BREAKING NEWS: Apple is a fairly successful company. Recently, Cupertino got tired of all that success with phones, pads, computers and watches…so it got into music streaming.
iTunes doesn’t quite scream “global domination,” so, Apple Music became a thing. The problem? People get to Apple Music the same way they get to its competitors (e.g., Spotify, Pandora, Grooveshark): through the App Store.
That small conflict has the Federal Trade Commission interested and ready to pounce. In fact, Sen. Al Franken (D-MN) is asking the Justice Department to further investigate whether the company is engaging in anticompetitive behavior.
This all started back in May, but the talks have really picked up steam following the company’s most recent earnings report announcement. That’s what leads to Apple’s latest round of bad PR: just the tax, ma’am. The Daily Dot points this out:
Apple runs the iTunes App Store, which sells all the games and utilities and social apps that litter your iPhone or iPad home screen, but it doesn’t host the sale of those apps for free.
Apple’s cut is 30 percent of every transaction that takes place on its own marketplace—this is in line with most digital shops, and isn’t anything out of the ordinary—and since streaming services such as Spotify can only be downloaded to an iOS device via the App Store, they also fall under that umbrella.
Spotify and its kin are free to download, and Apple can’t take a cut of nothing, so those downloads aren’t the issue. However, when a customer using the Spotify app wants to subscribe to Spotify’s premium service, that transaction takes place via an in-app purchase which goes through the App Store and is then subject to Apple’s 30 percent fee.

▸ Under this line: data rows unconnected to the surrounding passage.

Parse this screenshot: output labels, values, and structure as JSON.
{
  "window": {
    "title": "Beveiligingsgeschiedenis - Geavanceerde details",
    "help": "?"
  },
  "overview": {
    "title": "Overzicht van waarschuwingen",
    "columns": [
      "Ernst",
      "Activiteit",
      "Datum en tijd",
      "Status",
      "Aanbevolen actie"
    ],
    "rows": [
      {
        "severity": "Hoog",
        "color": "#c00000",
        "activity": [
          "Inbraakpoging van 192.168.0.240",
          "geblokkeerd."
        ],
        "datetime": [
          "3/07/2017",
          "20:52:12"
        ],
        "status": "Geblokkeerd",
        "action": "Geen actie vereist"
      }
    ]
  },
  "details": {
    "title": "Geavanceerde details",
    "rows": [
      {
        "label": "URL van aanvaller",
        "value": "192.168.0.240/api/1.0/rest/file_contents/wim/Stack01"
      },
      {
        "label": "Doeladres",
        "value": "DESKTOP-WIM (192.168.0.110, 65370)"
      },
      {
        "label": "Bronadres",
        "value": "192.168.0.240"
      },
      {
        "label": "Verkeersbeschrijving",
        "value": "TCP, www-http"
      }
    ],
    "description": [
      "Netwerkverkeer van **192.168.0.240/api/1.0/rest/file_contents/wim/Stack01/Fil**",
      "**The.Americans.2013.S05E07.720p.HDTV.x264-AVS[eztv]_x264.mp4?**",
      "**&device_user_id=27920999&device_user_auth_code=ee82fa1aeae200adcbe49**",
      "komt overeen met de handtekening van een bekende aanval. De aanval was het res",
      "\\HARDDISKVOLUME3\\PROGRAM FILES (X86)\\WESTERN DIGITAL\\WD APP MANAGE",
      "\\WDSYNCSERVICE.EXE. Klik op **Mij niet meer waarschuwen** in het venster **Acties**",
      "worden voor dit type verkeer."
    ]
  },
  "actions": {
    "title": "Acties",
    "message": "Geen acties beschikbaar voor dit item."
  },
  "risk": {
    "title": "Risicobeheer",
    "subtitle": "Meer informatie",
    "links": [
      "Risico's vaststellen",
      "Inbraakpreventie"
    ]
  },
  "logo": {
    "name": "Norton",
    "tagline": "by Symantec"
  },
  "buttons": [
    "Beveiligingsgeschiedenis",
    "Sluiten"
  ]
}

This is not a company in need of recuperating lost costs, so when a 30 percent Apple Tax keeps coming around to haunt the competition, Congress gets a little concerned. So do the customers.